Crouched on all fours in front of me, she lurched her neck upward violently as if she were going to howl. As I braced for a deafening sound, she instead portrayed a disturbingly wide grin which seemed humanly impossible to contort. She let out a deep, throaty laugh, no longer sounding like the sassy little girl sneer I had remembered. My skin itched with redness at this point, as if I were developing a severe sunburn. Finally, my muscles responded to my gut and I forced a few steps backward, stumbling over a slippery rock and landing hard back down onto my elbows. A foul wave of saltwater splashed up over my stomach, consuming me in all its slop. It provided only seconds of a cool soothe to my skin until the burning returned with a vengeance, feeling as if there were wasps pricking me up and down the entirety of my exposed flesh.
“Where’s Denise?” was all that I could manage to cry out, my tongue feeling as if I had licked hot gravel for a week. The muscles in my throat clenched when I saw that Eliza’s green eyes had transformed into an eerie glowing yellow, completely consuming her pupils. Examining her features more closely, I could now see that her skin wasn’t the previous ripe tan color it had always been but was exchanged by what appeared to be a pink colored paper bag. As my eyes ran up and down the grotesque site, she just kept gawking at me with that sickening, unsettling grin. Why was it so wide? Her teeth resembled small razors glistening and looked as if they had doubled in number. They were coated with what looked to be a gloss of fresh blood.
My heart suddenly skipped a beat as the thing I was dreading the most became a reality. Eliza crept closer on all fours toward me, fiercely pinning my back down into the mud. I felt my head sink into what felt to be a boiling crockpot of oatmeal. As I wailed out in terror, Eliza dug her elbow firmly into my throat, cutting off my air passages with a revolting “umph”.
“Your story tonight wasn’t completely wrong, Jessica,” she bellowed in the most inhuman and wicked voice I’d ever heard. Nobody had ever called me Jessica besides Eliza. “There is something lurking in these woods, fueling the summer heat, here at Camp Pinewood. But it’s not some dragon living deep in the swamp, roasting little kids as they wander off the path. Oh no, that’s only in fairy tales.” I thrashed my arms and legs violently from under her. Somehow, the girl who looked no more than seventy pounds felt like an anchor. My struggles appeared to be useless against her incredible strength, as I only dug myself deeper into the bug infested muck.

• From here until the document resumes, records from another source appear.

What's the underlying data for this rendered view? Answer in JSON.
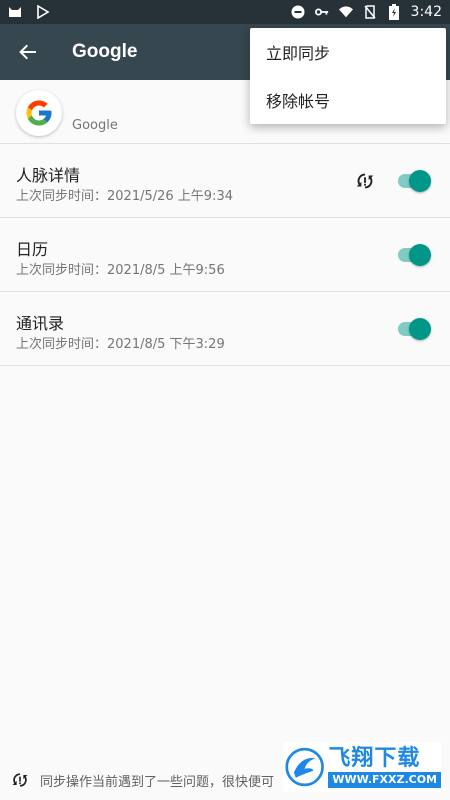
{
  "status_bar": {
    "time": "3:42",
    "icons": [
      "cat-notification-icon",
      "play-store-icon",
      "do-not-disturb-icon",
      "vpn-key-icon",
      "wifi-icon",
      "no-sim-icon",
      "battery-charging-icon"
    ]
  },
  "app_bar": {
    "title": "Google",
    "back_icon": "arrow-back-icon"
  },
  "account": {
    "name": "Google",
    "logo_icon": "google-g-logo"
  },
  "overflow_menu": {
    "items": [
      {
        "label": "立即同步"
      },
      {
        "label": "移除帐号"
      }
    ]
  },
  "sync_items": [
    {
      "label": "人脉详情",
      "last_sync": "上次同步时间：2021/5/26 上午9:34",
      "enabled": true,
      "error": true
    },
    {
      "label": "日历",
      "last_sync": "上次同步时间：2021/8/5 上午9:56",
      "enabled": true,
      "error": false
    },
    {
      "label": "通讯录",
      "last_sync": "上次同步时间：2021/8/5 下午3:29",
      "enabled": true,
      "error": false
    }
  ],
  "footer": {
    "icon": "sync-problem-icon",
    "message": "同步操作当前遇到了一些问题，很快便可"
  },
  "watermark": {
    "brand": "飞翔下载",
    "url": "WWW.FXXZ.COM"
  },
  "colors": {
    "status_bar": "#263238",
    "app_bar": "#37474f",
    "accent": "#009688",
    "accent_track": "#80cbc4"
  }
}
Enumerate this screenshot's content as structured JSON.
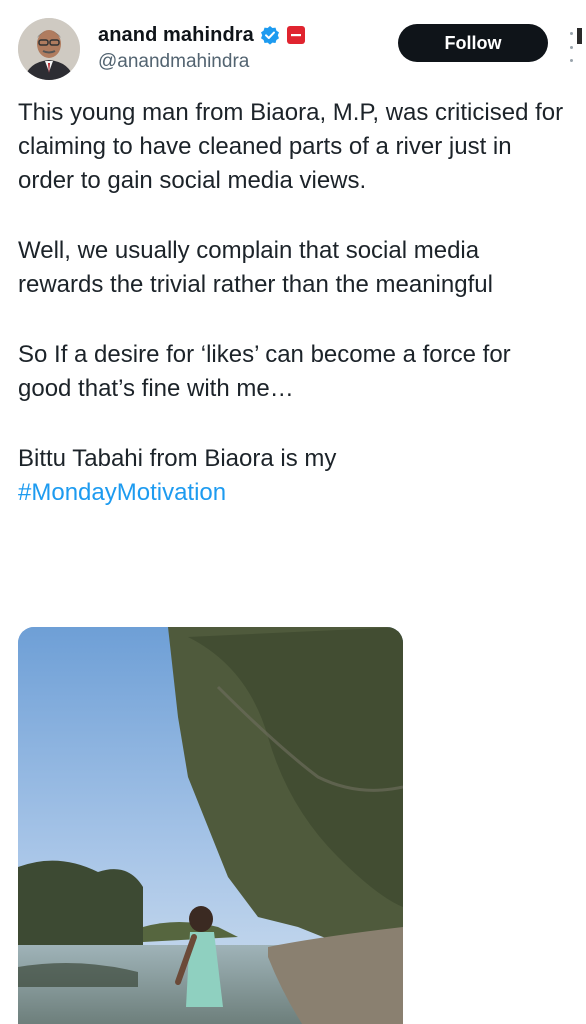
{
  "user": {
    "display_name": "anand mahindra",
    "handle": "@anandmahindra",
    "verified_icon": "verified-badge-icon",
    "affiliate_icon": "affiliate-badge-icon"
  },
  "actions": {
    "follow_label": "Follow",
    "more_icon": "more-vertical-icon"
  },
  "tweet": {
    "para1": "This young man from Biaora, M.P, was criticised for claiming to have cleaned parts of a river just in order to gain social media views.",
    "para2": "Well, we usually complain that social media rewards the trivial rather than the meaningful",
    "para3": "So If a desire for ‘likes’ can become a force for good that’s fine with me…",
    "para4_text": "Bittu Tabahi from Biaora is my",
    "hashtag": "#MondayMotivation"
  },
  "colors": {
    "link": "#1d9bf0",
    "follow_bg": "#0f1419",
    "verified": "#1d9bf0",
    "affiliate": "#e0242f"
  }
}
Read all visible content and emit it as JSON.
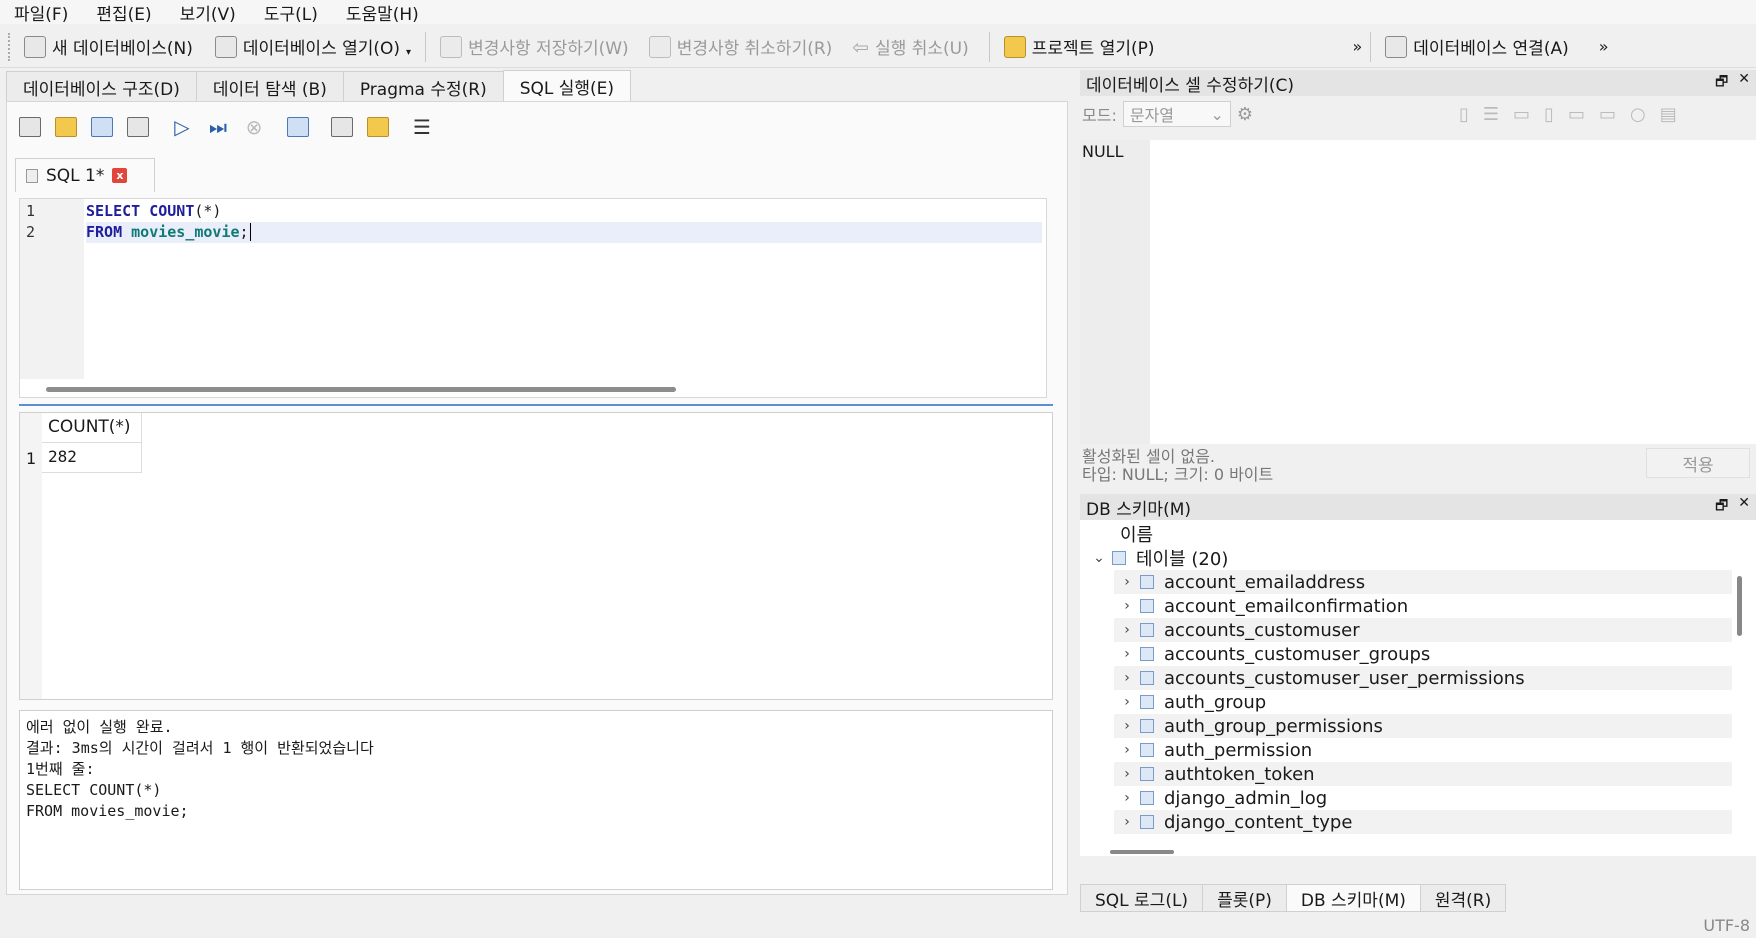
{
  "menu": [
    "파일(F)",
    "편집(E)",
    "보기(V)",
    "도구(L)",
    "도움말(H)"
  ],
  "toolbar": {
    "new_db": "새 데이터베이스(N)",
    "open_db": "데이터베이스 열기(O)",
    "write_changes": "변경사항 저장하기(W)",
    "revert_changes": "변경사항 취소하기(R)",
    "undo": "실행 취소(U)",
    "open_project": "프로젝트 열기(P)",
    "overflow": "»",
    "connect_db": "데이터베이스 연결(A)",
    "overflow2": "»"
  },
  "main_tabs": [
    "데이터베이스 구조(D)",
    "데이터 탐색 (B)",
    "Pragma 수정(R)",
    "SQL 실행(E)"
  ],
  "sql_tab": {
    "label": "SQL 1*"
  },
  "editor": {
    "line_numbers": [
      "1",
      "2"
    ],
    "line1": {
      "kw1": "SELECT",
      "fn": "COUNT",
      "rest": "(*)"
    },
    "line2": {
      "kw": "FROM",
      "table": "movies_movie",
      "end": ";"
    }
  },
  "results": {
    "header": "COUNT(*)",
    "row_num": "1",
    "value": "282"
  },
  "message": {
    "line1": "에러 없이 실행 완료.",
    "line2": "결과: 3ms의 시간이 걸려서 1 행이 반환되었습니다",
    "line3": "1번째 줄:",
    "line4": "SELECT COUNT(*)",
    "line5": "FROM movies_movie;"
  },
  "cell_editor": {
    "title": "데이터베이스 셀 수정하기(C)",
    "mode_label": "모드:",
    "mode_value": "문자열",
    "value": "NULL",
    "info1": "활성화된 셀이 없음.",
    "info2": "타입: NULL; 크기: 0 바이트",
    "apply": "적용"
  },
  "schema": {
    "title": "DB 스키마(M)",
    "col_header": "이름",
    "root": "테이블 (20)",
    "tables": [
      "account_emailaddress",
      "account_emailconfirmation",
      "accounts_customuser",
      "accounts_customuser_groups",
      "accounts_customuser_user_permissions",
      "auth_group",
      "auth_group_permissions",
      "auth_permission",
      "authtoken_token",
      "django_admin_log",
      "django_content_type"
    ]
  },
  "bottom_tabs": [
    "SQL 로그(L)",
    "플롯(P)",
    "DB 스키마(M)",
    "원격(R)"
  ],
  "status": {
    "encoding": "UTF-8"
  },
  "pane_buttons": {
    "float": "🗗",
    "close": "✕"
  }
}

“Something much greater…much more powerful resides here at the camp. He needs children to feed off of. That’s how he keeps it so hot. Little Denise was just too easy of a target,” she continued, salivating onto my cheek. I could feel my skin begin to blister. The back of head felt as if my scalp was being scorched by a hot pan. “I keep coming back, year after year. Every year we need a child. I own this camp. I’m in complete control. And if you don’t let me do what I want…I’m telling my Daddy.” On the verge of passing out, I did the only thing I could do; stare off into the distance, into the red, throbbing globe, as I watched a large black claw emerge out of its center, followed by two enormous and twisted horns.